“During my eleven years at Waldorf, I stood quite close to the fire, and I was drawn to its warmth — yet I pulled back. My nearest approach to full allegiance came during the excitement and nostalgia of graduation day. On that June morning, I considered myself profoundly religious (although I could not list the Ten Commandments nor quote more than a few short Bible verses). I thrilled to the knowledge that the world is more spirit than physics, more ideal than actual. I was vain, moralistic, priggish, innocent, shy, racially bigoted, and (confusingly, for a head-honcho student) utterly lacking in self-confidence. I was judgmental yet uncertain. I had no patience with science and its shallow half-truths. I prized imagination over intellect, sensibility over sense. I was right about everything, always — don’t even ask. (Please, don’t ask.) I had only superficial knowledge of the US economy and the major political issues in the wide world — and I didn’t care. Everything that I saw outside the school seemed to be beneath me. I was directionless. I had no career ambitions, no academic focus, no marketable skills. I had precious few social skills. I longed for a beauteous, buxom Aryan mate. (Few real girls approximated my fantasy. Marilyn, where are you? I never dated much.) I half-yearned for easeful death, or better yet a crusade, or salvation. I dreamed of writing a book titled GOD that would reconcile all the world’s religions. I dreamed of becoming President of the United States. I dreamed of performing — I wasn’t sure what — something — a titanic, stupendous something. But I had no intention of lifting a finger. I was on hold, waiting… In other words, I had been brainwashed, with a thoroughness and intensity I could not fathom. (Call me the Manchurian Schoolboy.) And, I should add, I was — without quite realizing it — deeply unhappy. Thank God, I was deeply unhappy. As the realization of my dejection slowly dawned on me during the following years, I became motivated to try to comprehend my condition and then to repair it. Even so, only gradually was I able to fight my way down from the fog in which (metaphorically speaking: only a metaphor) I levitated and at long last find my footing in reality. It took me more than twenty years to fully deprogram myself.”  Read more from Waldorf Watch here.
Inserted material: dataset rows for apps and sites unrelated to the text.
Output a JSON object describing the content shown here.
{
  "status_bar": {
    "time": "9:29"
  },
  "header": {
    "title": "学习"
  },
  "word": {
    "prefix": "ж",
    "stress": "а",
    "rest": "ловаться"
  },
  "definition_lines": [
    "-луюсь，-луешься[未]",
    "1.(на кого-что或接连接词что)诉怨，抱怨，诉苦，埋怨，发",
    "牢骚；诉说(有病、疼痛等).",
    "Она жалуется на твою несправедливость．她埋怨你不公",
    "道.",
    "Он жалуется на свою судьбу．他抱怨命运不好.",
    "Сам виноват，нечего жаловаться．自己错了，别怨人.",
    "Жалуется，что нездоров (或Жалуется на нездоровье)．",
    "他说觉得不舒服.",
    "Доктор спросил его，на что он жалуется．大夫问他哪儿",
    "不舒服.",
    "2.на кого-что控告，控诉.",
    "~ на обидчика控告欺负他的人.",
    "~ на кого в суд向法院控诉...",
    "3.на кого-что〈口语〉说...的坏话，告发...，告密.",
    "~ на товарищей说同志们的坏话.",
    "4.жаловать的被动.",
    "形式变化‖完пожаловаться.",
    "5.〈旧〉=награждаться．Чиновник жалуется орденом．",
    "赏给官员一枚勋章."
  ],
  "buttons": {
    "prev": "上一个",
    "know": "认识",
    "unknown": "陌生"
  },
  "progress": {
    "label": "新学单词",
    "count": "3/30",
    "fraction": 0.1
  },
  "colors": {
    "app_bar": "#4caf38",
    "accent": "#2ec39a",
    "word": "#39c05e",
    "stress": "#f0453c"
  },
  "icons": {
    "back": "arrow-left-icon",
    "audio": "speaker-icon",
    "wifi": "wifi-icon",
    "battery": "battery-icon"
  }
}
steiner’s wacky science

leave a comment »

I actually know people in 21st century Aotearoa NZ who believe this stuff. You’d have to wonder how they got that way with all the peer reviewed science around them. I know that science can indeed discover more and redefine what it knows, but this is just over the top. One may as well believe in gnomes and such, at least it would be somewhat consistent. This stuff is the reason Kiwi parents should be educated in their choices. Otherwise this rubbish will be passed on and on through the generations to come.

“[Science] sees the heart as a pump that pumps blood through the body. Now there is nothing more absurd than believing this….” — Rudolf Steiner, PSYCHOANALYSIS AND SPIRITUAL PSYCHOLOGY (Rudolf Steiner Press, 1990), p. 126. • “[T]he heart is indeed a sense organ for perceiving the blood’s movement, not a pump as physicists [sic] claim; the coursing of blood is brought about by our spirituality and vitality.” — Rudolf Steiner, AT HOME IN THE UNIVERSE (SteinerBooks, 2000), p. 84.

Read more here…..